Task item: An exact copy of the entries is needed, with every picture left out.
(The input Opens)
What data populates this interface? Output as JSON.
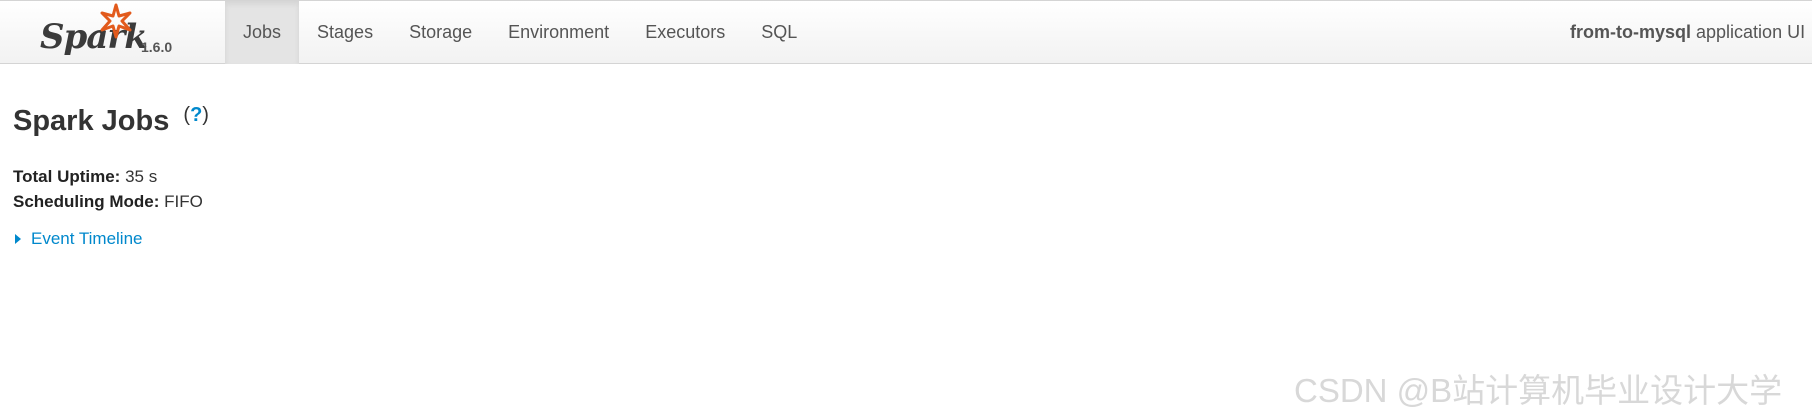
{
  "brand": {
    "name": "Spark",
    "version": "1.6.0",
    "logo_icon": "spark-star-icon",
    "accent": "#e25a1c"
  },
  "nav": {
    "tabs": [
      {
        "label": "Jobs",
        "active": true
      },
      {
        "label": "Stages",
        "active": false
      },
      {
        "label": "Storage",
        "active": false
      },
      {
        "label": "Environment",
        "active": false
      },
      {
        "label": "Executors",
        "active": false
      },
      {
        "label": "SQL",
        "active": false
      }
    ],
    "app_name": "from-to-mysql",
    "app_suffix": "application UI"
  },
  "page": {
    "title": "Spark Jobs",
    "help_open": "(",
    "help_label": "?",
    "help_close": ")",
    "uptime_label": "Total Uptime:",
    "uptime_value": "35 s",
    "scheduling_label": "Scheduling Mode:",
    "scheduling_value": "FIFO",
    "timeline_label": "Event Timeline",
    "link_color": "#0088cc"
  },
  "watermark": "CSDN @B站计算机毕业设计大学"
}
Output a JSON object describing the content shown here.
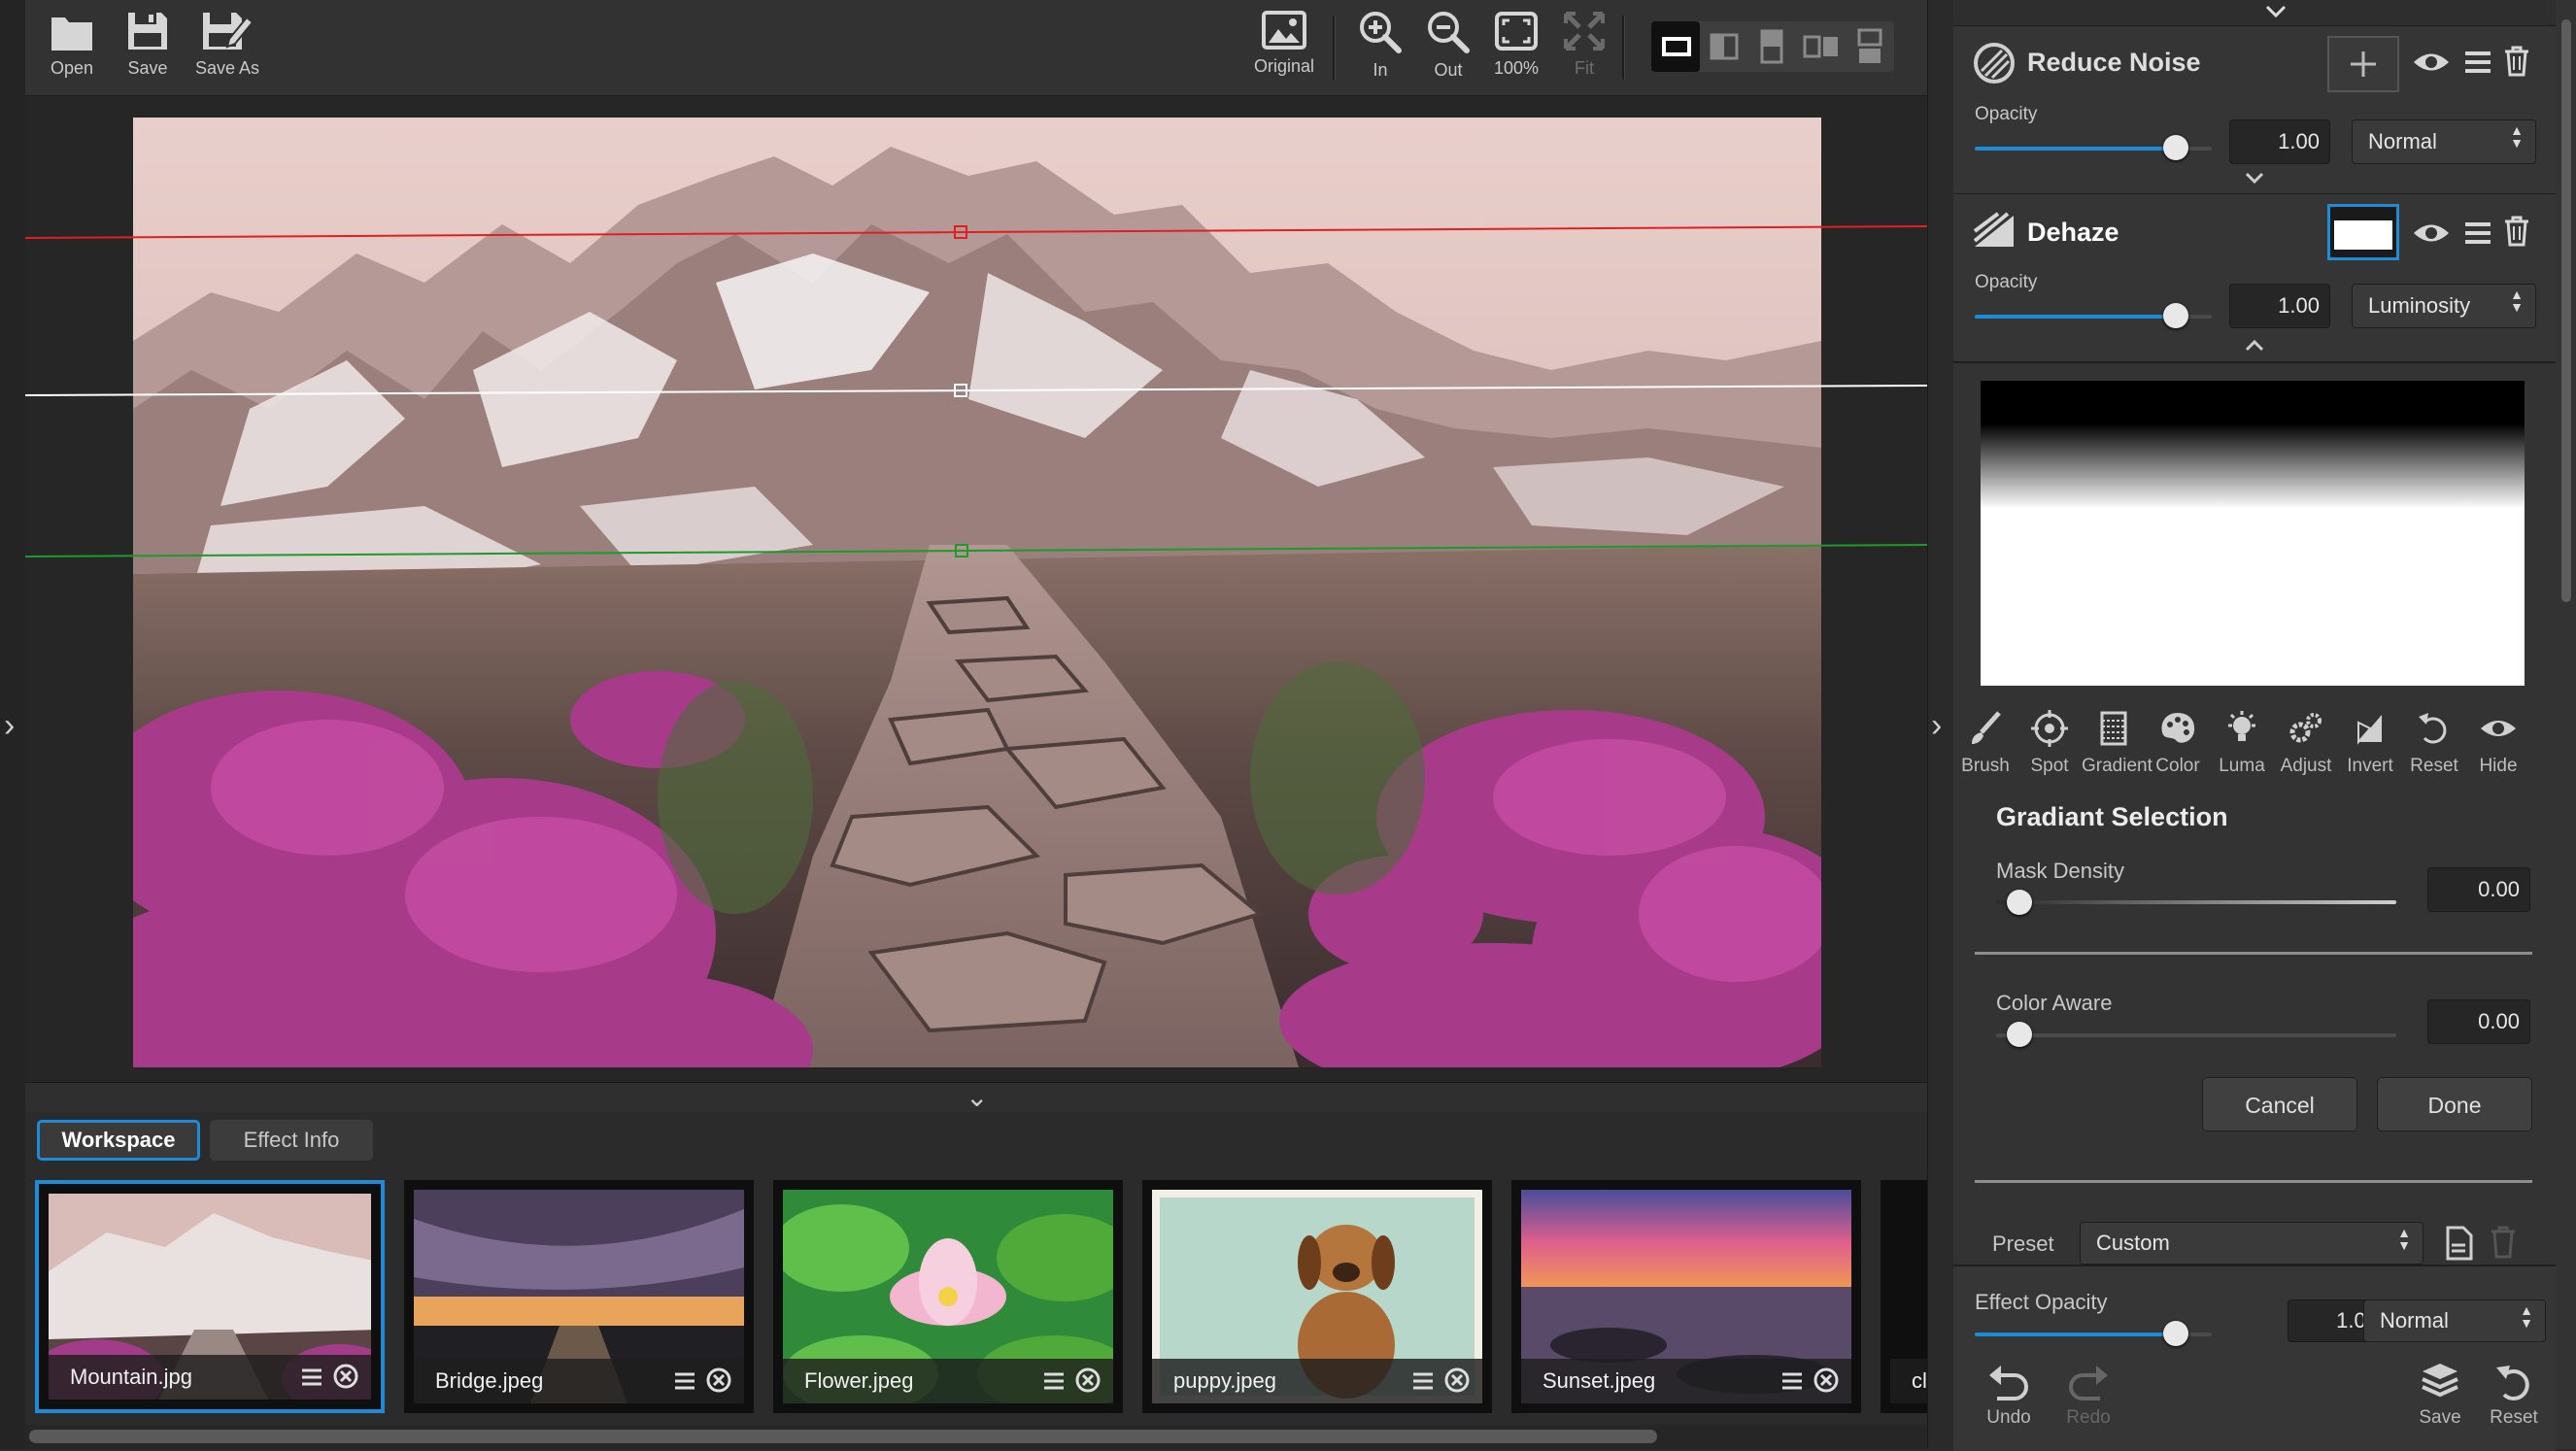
{
  "toolbar": {
    "open_label": "Open",
    "save_label": "Save",
    "save_as_label": "Save As",
    "original_label": "Original",
    "zoom_in_label": "In",
    "zoom_out_label": "Out",
    "zoom_100_label": "100%",
    "fit_label": "Fit"
  },
  "workspace": {
    "tabs": [
      "Workspace",
      "Effect Info"
    ],
    "active_tab": "Workspace",
    "thumbnails": [
      {
        "name": "Mountain.jpg",
        "selected": true
      },
      {
        "name": "Bridge.jpeg",
        "selected": false
      },
      {
        "name": "Flower.jpeg",
        "selected": false
      },
      {
        "name": "puppy.jpeg",
        "selected": false
      },
      {
        "name": "Sunset.jpeg",
        "selected": false
      },
      {
        "name": "cl",
        "selected": false
      }
    ]
  },
  "layers": [
    {
      "title": "Reduce Noise",
      "opacity_label": "Opacity",
      "opacity": "1.00",
      "opacity_fraction": 0.85,
      "blend_mode": "Normal"
    },
    {
      "title": "Dehaze",
      "opacity_label": "Opacity",
      "opacity": "1.00",
      "opacity_fraction": 0.85,
      "blend_mode": "Luminosity"
    }
  ],
  "mask_tools": [
    "Brush",
    "Spot",
    "Gradient",
    "Color",
    "Luma",
    "Adjust",
    "Invert",
    "Reset",
    "Hide"
  ],
  "gradient_selection": {
    "title": "Gradiant Selection",
    "mask_density_label": "Mask Density",
    "mask_density": "0.00",
    "color_aware_label": "Color Aware",
    "color_aware": "0.00",
    "cancel_label": "Cancel",
    "done_label": "Done"
  },
  "preset": {
    "label": "Preset",
    "value": "Custom"
  },
  "effect_opacity": {
    "label": "Effect Opacity",
    "value": "1.00",
    "fraction": 0.85,
    "blend_mode": "Normal"
  },
  "bottom_actions": {
    "undo": "Undo",
    "redo": "Redo",
    "save": "Save",
    "reset": "Reset"
  },
  "colors": {
    "accent": "#1e8bd8",
    "guide_top": "#e02020",
    "guide_mid": "#ffffff",
    "guide_bottom": "#1d9a2a"
  }
}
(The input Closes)
Finished task:
What data populates this interface? Output as JSON.
{
  "brand": {
    "name": "Spark",
    "version": "1.6.0",
    "logo_icon": "spark-star-icon",
    "accent": "#e25a1c"
  },
  "nav": {
    "tabs": [
      {
        "label": "Jobs",
        "active": true
      },
      {
        "label": "Stages",
        "active": false
      },
      {
        "label": "Storage",
        "active": false
      },
      {
        "label": "Environment",
        "active": false
      },
      {
        "label": "Executors",
        "active": false
      },
      {
        "label": "SQL",
        "active": false
      }
    ],
    "app_name": "from-to-mysql",
    "app_suffix": "application UI"
  },
  "page": {
    "title": "Spark Jobs",
    "help_open": "(",
    "help_label": "?",
    "help_close": ")",
    "uptime_label": "Total Uptime:",
    "uptime_value": "35 s",
    "scheduling_label": "Scheduling Mode:",
    "scheduling_value": "FIFO",
    "timeline_label": "Event Timeline",
    "link_color": "#0088cc"
  },
  "watermark": "CSDN @B站计算机毕业设计大学"
}
Output a JSON object describing the content shown here.
{
  "toolbar": {
    "open_label": "Open",
    "save_label": "Save",
    "save_as_label": "Save As",
    "original_label": "Original",
    "zoom_in_label": "In",
    "zoom_out_label": "Out",
    "zoom_100_label": "100%",
    "fit_label": "Fit"
  },
  "workspace": {
    "tabs": [
      "Workspace",
      "Effect Info"
    ],
    "active_tab": "Workspace",
    "thumbnails": [
      {
        "name": "Mountain.jpg",
        "selected": true
      },
      {
        "name": "Bridge.jpeg",
        "selected": false
      },
      {
        "name": "Flower.jpeg",
        "selected": false
      },
      {
        "name": "puppy.jpeg",
        "selected": false
      },
      {
        "name": "Sunset.jpeg",
        "selected": false
      },
      {
        "name": "cl",
        "selected": false
      }
    ]
  },
  "layers": [
    {
      "title": "Reduce Noise",
      "opacity_label": "Opacity",
      "opacity": "1.00",
      "opacity_fraction": 0.85,
      "blend_mode": "Normal"
    },
    {
      "title": "Dehaze",
      "opacity_label": "Opacity",
      "opacity": "1.00",
      "opacity_fraction": 0.85,
      "blend_mode": "Luminosity"
    }
  ],
  "mask_tools": [
    "Brush",
    "Spot",
    "Gradient",
    "Color",
    "Luma",
    "Adjust",
    "Invert",
    "Reset",
    "Hide"
  ],
  "gradient_selection": {
    "title": "Gradiant Selection",
    "mask_density_label": "Mask Density",
    "mask_density": "0.00",
    "color_aware_label": "Color Aware",
    "color_aware": "0.00",
    "cancel_label": "Cancel",
    "done_label": "Done"
  },
  "preset": {
    "label": "Preset",
    "value": "Custom"
  },
  "effect_opacity": {
    "label": "Effect Opacity",
    "value": "1.00",
    "fraction": 0.85,
    "blend_mode": "Normal"
  },
  "bottom_actions": {
    "undo": "Undo",
    "redo": "Redo",
    "save": "Save",
    "reset": "Reset"
  },
  "colors": {
    "accent": "#1e8bd8",
    "guide_top": "#e02020",
    "guide_mid": "#ffffff",
    "guide_bottom": "#1d9a2a"
  }
}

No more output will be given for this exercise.